Your assignment
Locate each line in the records containing "configure". Copy it.

━━━ Data section ━━━

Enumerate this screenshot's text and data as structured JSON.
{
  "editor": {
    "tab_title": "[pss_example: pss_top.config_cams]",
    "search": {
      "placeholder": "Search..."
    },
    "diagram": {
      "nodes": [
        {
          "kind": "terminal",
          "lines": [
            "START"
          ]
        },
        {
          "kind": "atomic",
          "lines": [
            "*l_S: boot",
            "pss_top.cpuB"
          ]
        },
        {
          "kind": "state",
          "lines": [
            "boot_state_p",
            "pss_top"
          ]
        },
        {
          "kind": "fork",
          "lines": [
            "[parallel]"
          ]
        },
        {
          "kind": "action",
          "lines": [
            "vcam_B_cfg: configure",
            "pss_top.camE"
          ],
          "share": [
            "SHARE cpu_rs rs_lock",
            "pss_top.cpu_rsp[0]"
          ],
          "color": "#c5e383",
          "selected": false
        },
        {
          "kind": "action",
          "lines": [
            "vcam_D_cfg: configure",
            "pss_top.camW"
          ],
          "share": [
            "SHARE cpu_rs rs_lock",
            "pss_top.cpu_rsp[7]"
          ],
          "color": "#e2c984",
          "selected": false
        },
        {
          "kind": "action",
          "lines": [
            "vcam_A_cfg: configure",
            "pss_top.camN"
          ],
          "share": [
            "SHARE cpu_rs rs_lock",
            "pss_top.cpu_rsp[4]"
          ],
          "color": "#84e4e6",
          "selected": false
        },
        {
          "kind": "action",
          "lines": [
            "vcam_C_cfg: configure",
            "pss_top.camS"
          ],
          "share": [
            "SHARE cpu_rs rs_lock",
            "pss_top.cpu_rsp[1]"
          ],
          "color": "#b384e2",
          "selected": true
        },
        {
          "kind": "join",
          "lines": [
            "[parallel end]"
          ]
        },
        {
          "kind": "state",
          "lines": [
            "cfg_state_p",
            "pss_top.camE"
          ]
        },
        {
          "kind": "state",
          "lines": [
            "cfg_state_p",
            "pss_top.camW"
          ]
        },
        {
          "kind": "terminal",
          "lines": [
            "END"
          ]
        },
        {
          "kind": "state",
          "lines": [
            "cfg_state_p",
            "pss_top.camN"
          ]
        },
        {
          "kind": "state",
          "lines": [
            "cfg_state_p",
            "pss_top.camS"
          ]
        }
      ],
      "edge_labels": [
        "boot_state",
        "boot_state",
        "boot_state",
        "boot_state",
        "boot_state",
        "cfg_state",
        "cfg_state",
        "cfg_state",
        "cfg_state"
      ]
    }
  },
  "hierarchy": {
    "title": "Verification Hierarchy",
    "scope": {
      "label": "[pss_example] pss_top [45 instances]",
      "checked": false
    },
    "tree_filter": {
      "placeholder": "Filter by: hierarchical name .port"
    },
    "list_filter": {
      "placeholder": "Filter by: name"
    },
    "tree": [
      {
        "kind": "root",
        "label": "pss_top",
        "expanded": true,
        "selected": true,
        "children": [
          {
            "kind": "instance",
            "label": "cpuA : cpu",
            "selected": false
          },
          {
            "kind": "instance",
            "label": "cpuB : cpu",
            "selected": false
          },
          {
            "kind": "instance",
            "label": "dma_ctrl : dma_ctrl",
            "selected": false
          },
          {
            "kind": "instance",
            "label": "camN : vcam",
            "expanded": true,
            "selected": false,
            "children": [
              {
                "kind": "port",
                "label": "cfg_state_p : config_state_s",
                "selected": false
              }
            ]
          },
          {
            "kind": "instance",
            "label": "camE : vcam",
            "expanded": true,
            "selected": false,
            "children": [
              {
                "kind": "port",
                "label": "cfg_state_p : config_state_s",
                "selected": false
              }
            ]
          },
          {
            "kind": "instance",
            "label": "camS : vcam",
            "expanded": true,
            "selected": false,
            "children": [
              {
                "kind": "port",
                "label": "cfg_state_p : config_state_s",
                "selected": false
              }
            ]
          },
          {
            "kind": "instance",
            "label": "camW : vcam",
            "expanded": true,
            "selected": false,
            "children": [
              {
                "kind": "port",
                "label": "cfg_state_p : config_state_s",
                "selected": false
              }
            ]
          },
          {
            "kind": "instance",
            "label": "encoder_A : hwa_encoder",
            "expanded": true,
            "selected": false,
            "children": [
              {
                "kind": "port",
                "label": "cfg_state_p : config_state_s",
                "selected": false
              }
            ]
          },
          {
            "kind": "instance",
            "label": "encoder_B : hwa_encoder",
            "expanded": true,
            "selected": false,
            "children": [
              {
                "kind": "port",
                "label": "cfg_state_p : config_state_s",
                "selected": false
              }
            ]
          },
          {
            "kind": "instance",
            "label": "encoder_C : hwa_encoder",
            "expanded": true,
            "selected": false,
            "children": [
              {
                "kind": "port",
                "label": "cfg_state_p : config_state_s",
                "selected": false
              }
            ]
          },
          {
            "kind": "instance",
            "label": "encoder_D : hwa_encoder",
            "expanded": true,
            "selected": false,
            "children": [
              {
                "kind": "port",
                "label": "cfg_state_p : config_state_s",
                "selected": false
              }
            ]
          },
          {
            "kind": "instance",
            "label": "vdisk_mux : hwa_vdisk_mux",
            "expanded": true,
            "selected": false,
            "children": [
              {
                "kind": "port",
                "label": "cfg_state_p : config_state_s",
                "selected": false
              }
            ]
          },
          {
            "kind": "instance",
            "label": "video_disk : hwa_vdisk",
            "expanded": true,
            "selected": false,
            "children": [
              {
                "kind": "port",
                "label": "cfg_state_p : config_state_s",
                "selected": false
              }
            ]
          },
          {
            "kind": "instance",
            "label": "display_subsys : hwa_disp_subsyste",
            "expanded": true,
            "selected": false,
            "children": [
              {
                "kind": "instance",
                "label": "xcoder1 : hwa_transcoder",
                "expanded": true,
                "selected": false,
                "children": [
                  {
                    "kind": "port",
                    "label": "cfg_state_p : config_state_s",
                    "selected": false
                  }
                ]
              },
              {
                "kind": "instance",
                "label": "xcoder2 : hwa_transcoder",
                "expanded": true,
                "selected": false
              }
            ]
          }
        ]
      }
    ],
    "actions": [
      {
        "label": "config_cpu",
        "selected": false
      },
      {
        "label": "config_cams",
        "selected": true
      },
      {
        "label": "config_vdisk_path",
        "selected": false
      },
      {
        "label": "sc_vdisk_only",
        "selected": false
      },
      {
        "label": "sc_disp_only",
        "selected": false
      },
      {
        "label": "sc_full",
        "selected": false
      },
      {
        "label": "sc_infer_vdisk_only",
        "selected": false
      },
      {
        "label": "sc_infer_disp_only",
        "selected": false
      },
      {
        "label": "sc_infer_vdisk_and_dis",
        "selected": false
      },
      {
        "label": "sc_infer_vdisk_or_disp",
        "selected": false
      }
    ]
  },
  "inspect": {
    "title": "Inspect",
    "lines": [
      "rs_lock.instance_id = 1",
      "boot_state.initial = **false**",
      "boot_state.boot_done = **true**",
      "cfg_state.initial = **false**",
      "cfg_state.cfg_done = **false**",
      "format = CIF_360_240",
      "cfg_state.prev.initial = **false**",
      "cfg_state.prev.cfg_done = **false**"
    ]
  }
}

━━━

Task output
            "vcam_B_cfg: configure",
            "vcam_D_cfg: configure",
            "vcam_A_cfg: configure",
            "vcam_C_cfg: configure",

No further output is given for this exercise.